[Items from an interface collection]
:::::

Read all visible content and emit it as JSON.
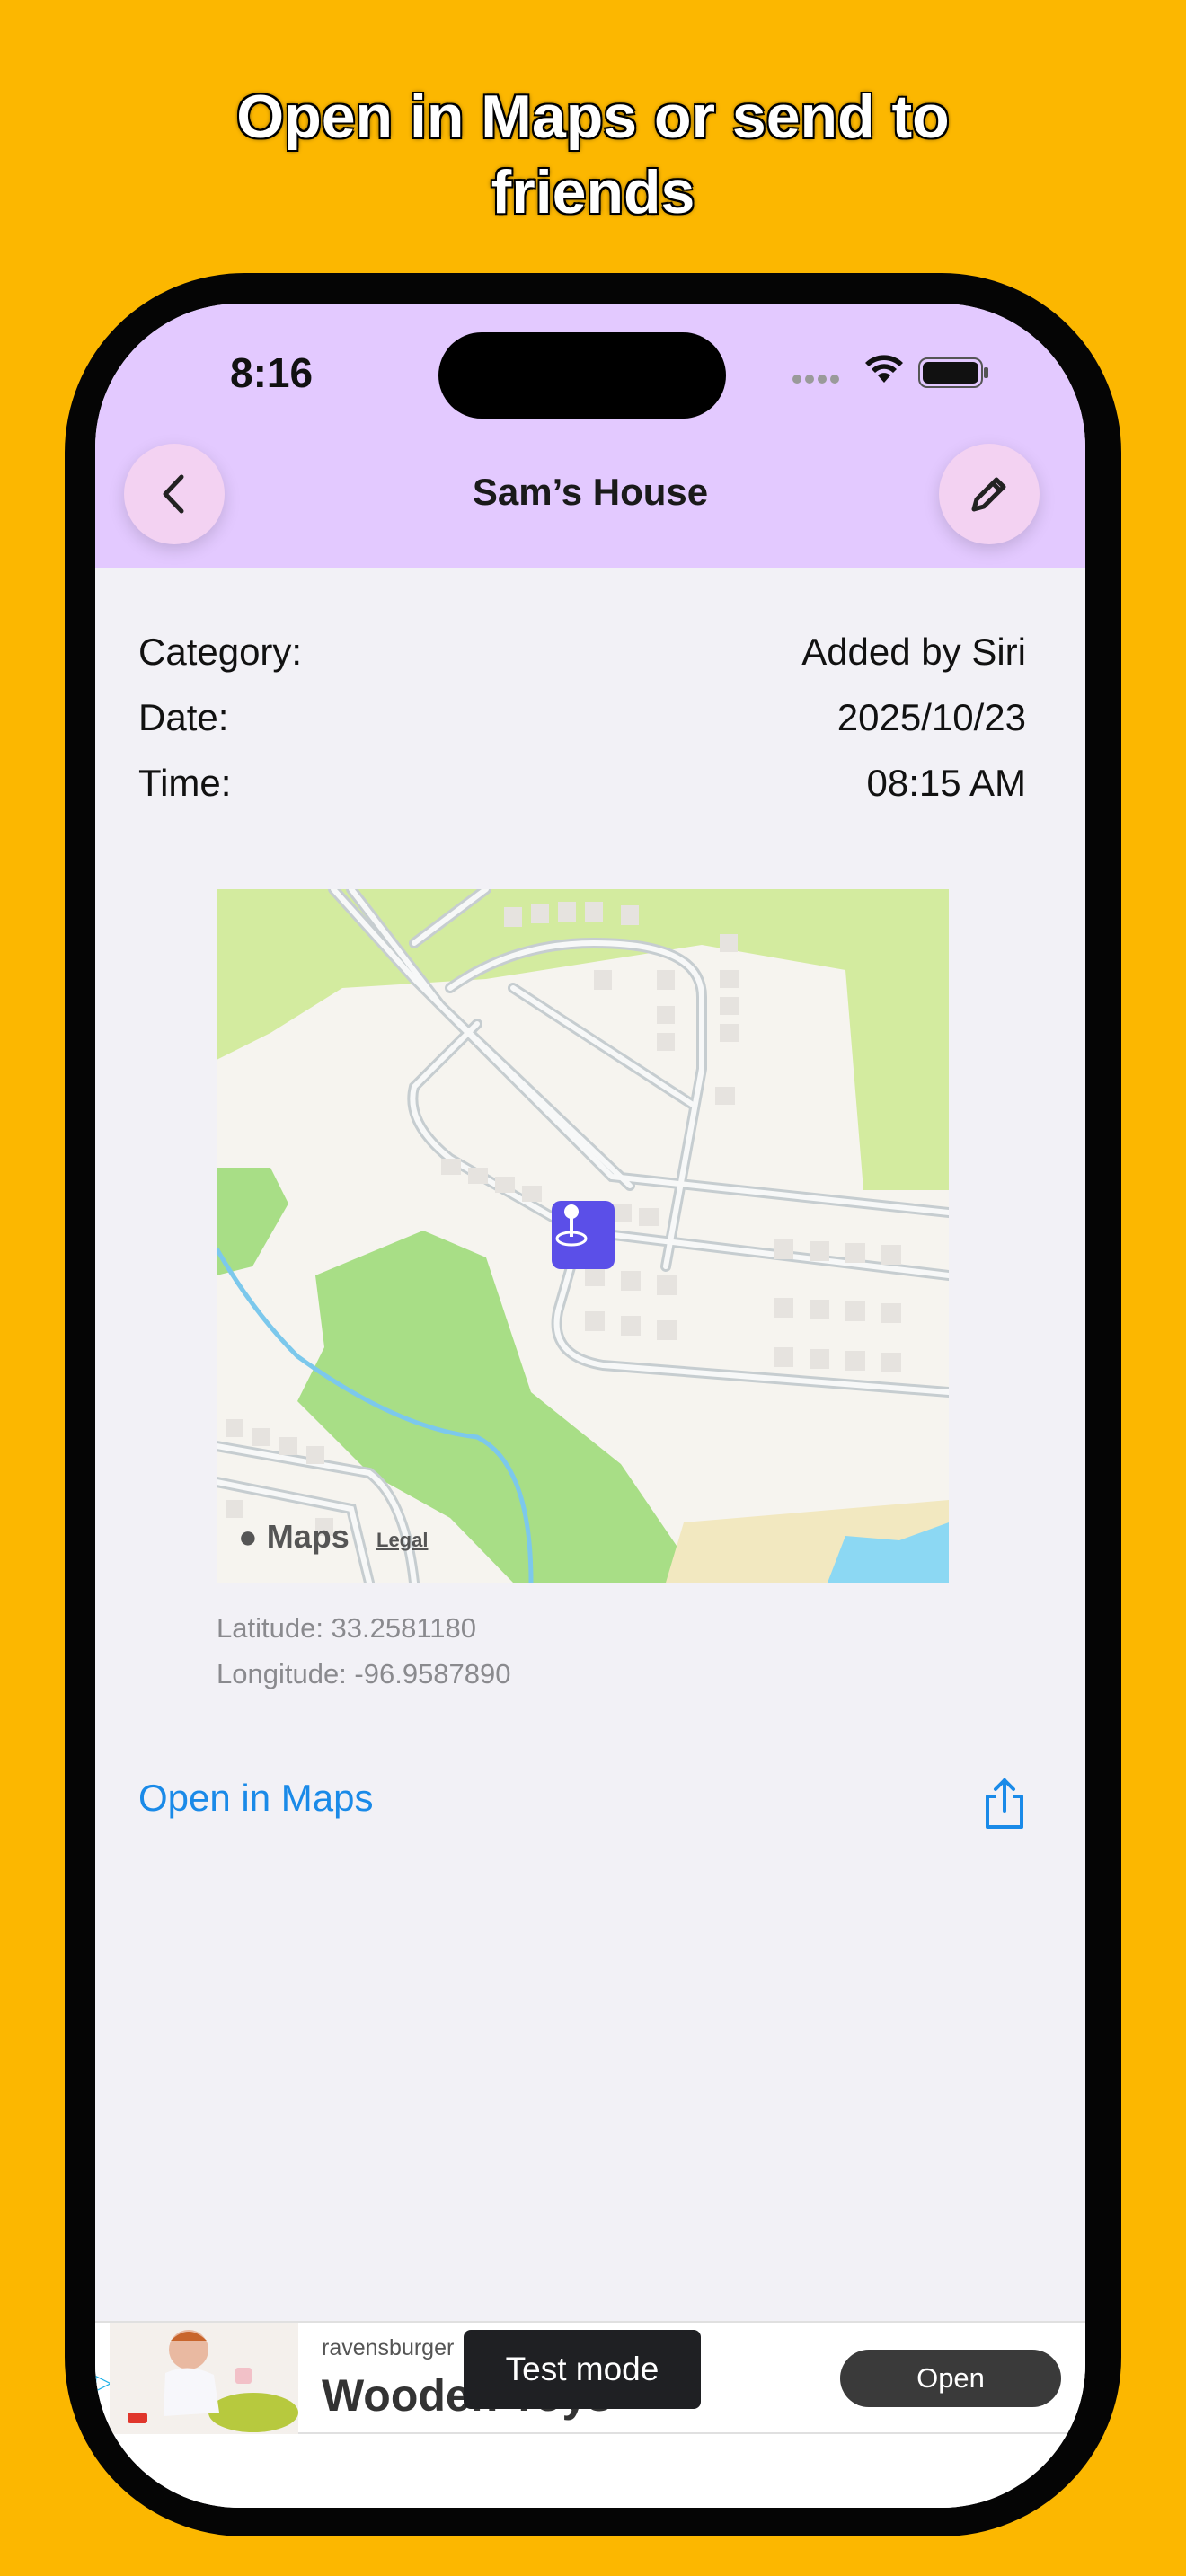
{
  "headline": {
    "line1": "Open in Maps or send to",
    "line2": "friends"
  },
  "status_bar": {
    "time": "8:16",
    "icons": [
      "cellular-signal-icon",
      "wifi-icon",
      "battery-icon"
    ]
  },
  "nav": {
    "title": "Sam’s House",
    "back_icon": "chevron-left-icon",
    "edit_icon": "pencil-icon",
    "background": "#E3C9FF"
  },
  "details": {
    "category_label": "Category:",
    "category_value": "Added by Siri",
    "date_label": "Date:",
    "date_value": "2025/10/23",
    "time_label": "Time:",
    "time_value": "08:15 AM"
  },
  "map": {
    "logo_text": "Maps",
    "legal_label": "Legal",
    "pin_icon": "map-pin-icon",
    "pin_color": "#5B4FE8"
  },
  "coordinates": {
    "latitude": "Latitude: 33.2581180",
    "longitude": "Longitude: -96.9587890"
  },
  "actions": {
    "open_in_maps": "Open in Maps",
    "share_icon": "share-icon",
    "link_color": "#1A8AE8"
  },
  "ad": {
    "brand": "ravensburger",
    "title": "Wooden Toys",
    "test_mode_label": "Test mode",
    "open_label": "Open"
  },
  "colors": {
    "background": "#FCB700",
    "accent": "#1A8AE8"
  }
}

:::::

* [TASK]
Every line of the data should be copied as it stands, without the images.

* [RESPONSE TO THIS TASK]
Read all visible content and emit it as JSON.
{
  "headline": {
    "line1": "Open in Maps or send to",
    "line2": "friends"
  },
  "status_bar": {
    "time": "8:16",
    "icons": [
      "cellular-signal-icon",
      "wifi-icon",
      "battery-icon"
    ]
  },
  "nav": {
    "title": "Sam’s House",
    "back_icon": "chevron-left-icon",
    "edit_icon": "pencil-icon",
    "background": "#E3C9FF"
  },
  "details": {
    "category_label": "Category:",
    "category_value": "Added by Siri",
    "date_label": "Date:",
    "date_value": "2025/10/23",
    "time_label": "Time:",
    "time_value": "08:15 AM"
  },
  "map": {
    "logo_text": "Maps",
    "legal_label": "Legal",
    "pin_icon": "map-pin-icon",
    "pin_color": "#5B4FE8"
  },
  "coordinates": {
    "latitude": "Latitude: 33.2581180",
    "longitude": "Longitude: -96.9587890"
  },
  "actions": {
    "open_in_maps": "Open in Maps",
    "share_icon": "share-icon",
    "link_color": "#1A8AE8"
  },
  "ad": {
    "brand": "ravensburger",
    "title": "Wooden Toys",
    "test_mode_label": "Test mode",
    "open_label": "Open"
  },
  "colors": {
    "background": "#FCB700",
    "accent": "#1A8AE8"
  }
}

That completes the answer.